Science, engineering, technology and maths is a vital pillar of Ireland’s economy: take it away and the edifice could crumble. And within Stem, the life sciences form much of the concrete – but what exactly are they?

“Life sciences are the sciences that deal with living systems – people, animals, plants, and things that interact with those living systems – pharmaceuticals, medical devices and technologies,” says Denise Croker, executive director at SSPC, the Science Foundation Ireland research centre for pharmaceuticals. “The term pharmaceuticals broadly captures all medicines and medicinal products – tablets, capsules, injections, vaccines and creams.”

Life sciences in general, and pharmaceuticals in particular, are hugely important to Ireland. “Pharmaceutical products account for 60 per cent of Irish exports and over 60,000 people are working in the sector,” says Croker. “In the last ten years, the sector has invested over €10 billion in new facilities around Ireland. Some examples include Regeneron in Limerick, WuXi Pharmaceuticals in Dundalk, BMS in Cruiserath and MSD in Swords. These companies offer an employment route for highly qualified candidates to work in Ireland and provide SSPC graduates with excellent opportunities to progress their careers.”

To sustain the industry in Ireland, a flow of quality graduates is necessary.

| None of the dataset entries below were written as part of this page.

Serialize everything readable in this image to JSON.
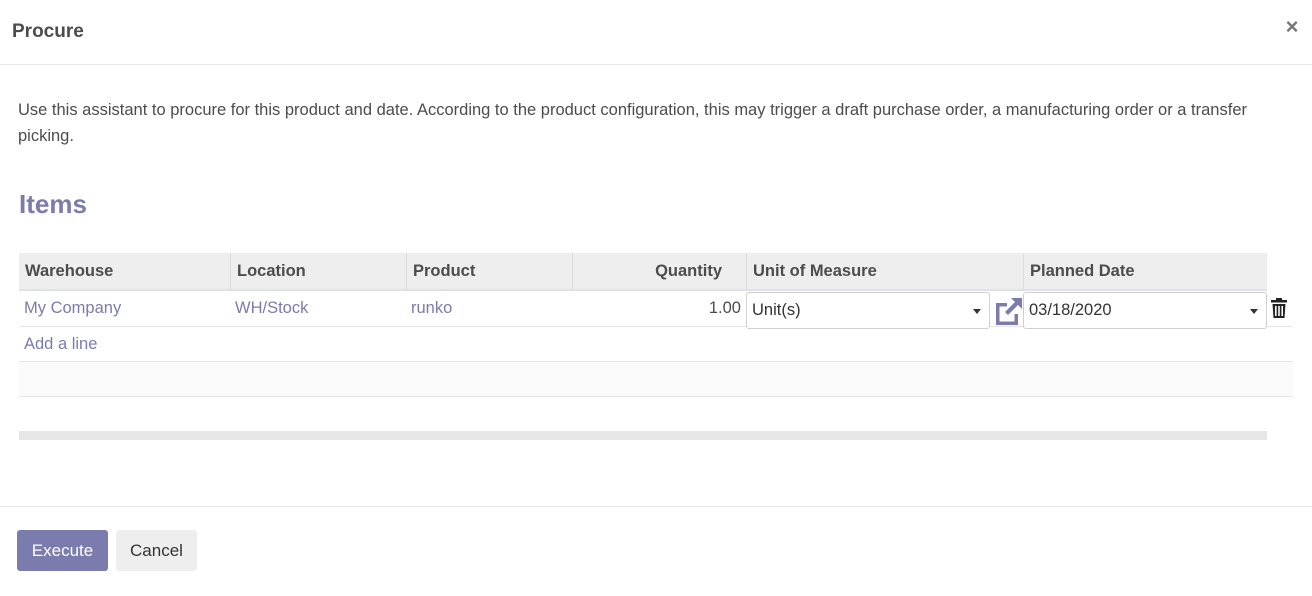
{
  "dialog": {
    "title": "Procure",
    "close_symbol": "×",
    "description": "Use this assistant to procure for this product and date. According to the product configuration, this may trigger a draft purchase order, a manufacturing order or a transfer picking."
  },
  "items": {
    "title": "Items",
    "columns": [
      "Warehouse",
      "Location",
      "Product",
      "Quantity",
      "Unit of Measure",
      "Planned Date"
    ],
    "rows": [
      {
        "warehouse": "My Company",
        "location": "WH/Stock",
        "product": "runko",
        "quantity": "1.00",
        "uom": "Unit(s)",
        "planned_date": "03/18/2020"
      }
    ],
    "add_line_label": "Add a line"
  },
  "footer": {
    "execute_label": "Execute",
    "cancel_label": "Cancel"
  },
  "icons": {
    "close": "close-icon",
    "external_link": "external-link-icon",
    "trash": "trash-icon",
    "dropdown": "caret-down-icon"
  },
  "colors": {
    "accent": "#7c7bad",
    "header_bg": "#eeeeee",
    "text": "#4c4c4c"
  }
}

Susan Hynes is vice-president and site lead at Takeda Dunboyne Biologics, which hired about 70 graduates from Irish third-levels this year. “There is a high standard of science education in Ireland, yes, but Irish higher education gives graduates a rounded education which in turn supports Ireland as a location for industry,” she says.

Takeda provides a scholarship for UCD’s masters in biochemical engineering, while graduates on its programme have worked at the biotechnology facility in the National Institute for Bioprocess Research and Training (NIBERT), located on the University College Dublin campus.

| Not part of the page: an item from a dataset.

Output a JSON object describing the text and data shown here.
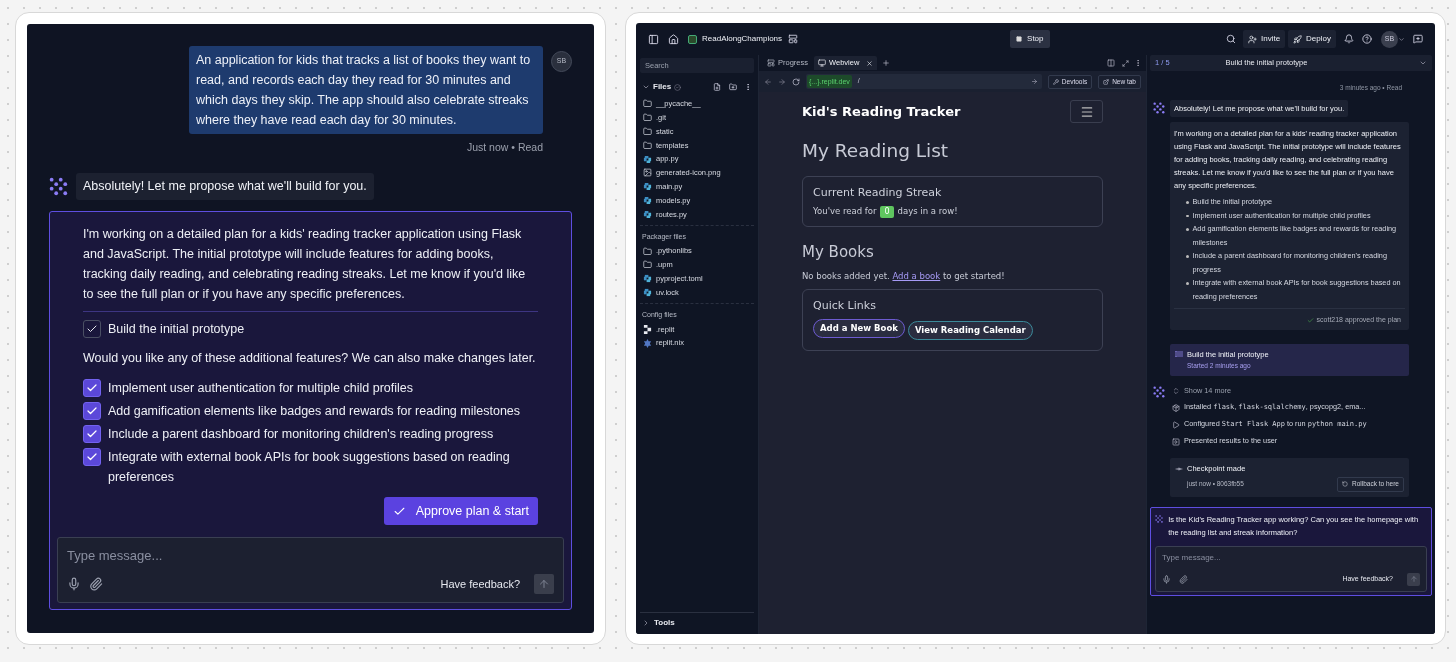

SSPC works with pharmaceutical companies to research how pharmaceutical products are made, says Croker. “The aim of our research is to develop better ways of more effective medicines faster and more efficiently. Through our research we train postgraduate scientists and engineers with the skills they need to move to industry and continue improving the processes and products made there. SSPC works with over 25 pharmaceutical companies in Ireland and also has international links with companies in the UK, Europe and the US. To date, 200 students and postdoctorate researchers have emerged from SSPC and we have a 100 per cent employment rate with approximately 60 per cent of our trainees transitioning to industry.”

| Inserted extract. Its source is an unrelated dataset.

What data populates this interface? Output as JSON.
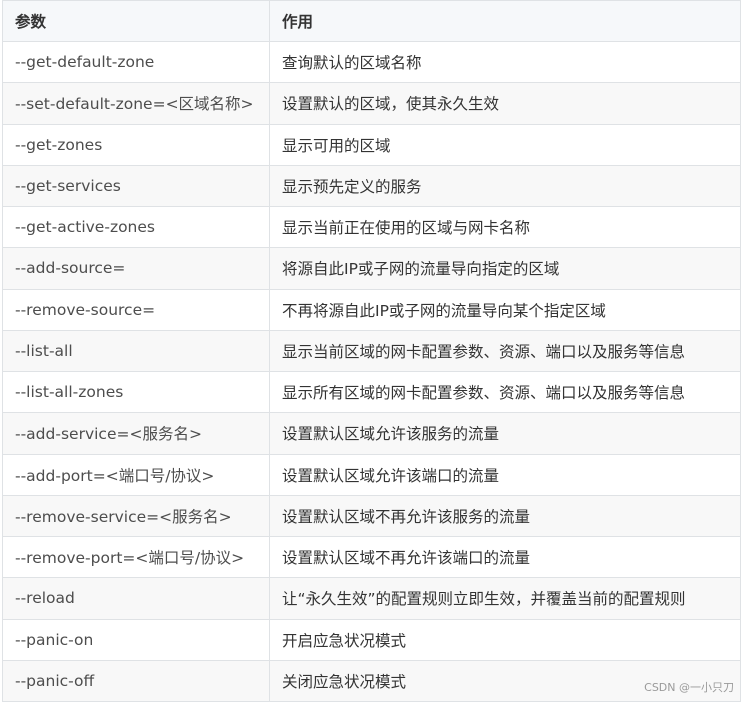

‘All about innovation’

“For us, the life sciences are all about innovation,” says Hynes. “And, as an industry, we have to be innovation-focused. We don’t see limitations with science; instead, we see the pace of change and development has gotten faster and faster. Takeda is moving into the area of cell therapy and gene therapy, and there are opportunities for innovation in that area, where we will continue to focus. Our role is to make sure products are accessible to patients, especially patients with rare diseases [who form a key focus of Takeda’s work in Ireland], and we work with health authorities all over the world.”

SSPC, meanwhile, works across a wide spectrum of public audiences – schools, teachers, the general public and senior citizens – to inform and educate society about the value of science and the pharma sector.

“More broadly speaking, the pharmaceutical sector globally is constantly developing new medicines to treat existing and emerging diseases for patients,” says Croker. “The industry is innovating to bring new types of treatments for targets such as cancer. Ultimately, these innovations deliver new medicines which extend duration and quality of life for people all over the world. A case in point is the HIV epidemic, which has been virtually eliminated by access to modern medications.”

Both Hynes and Croker say identifying new medicines to help patients is a cornerstone of the life sciences industry. “With rare diseases, it is important that we can provide an accessible product to patients and that we innovate, research and develop to make it a commercial product for them. Our Dunboyne facility is innovative, flexible and able to make small batches. This is how the industry is moving and so it puts us at the cutting edge,” says Hynes.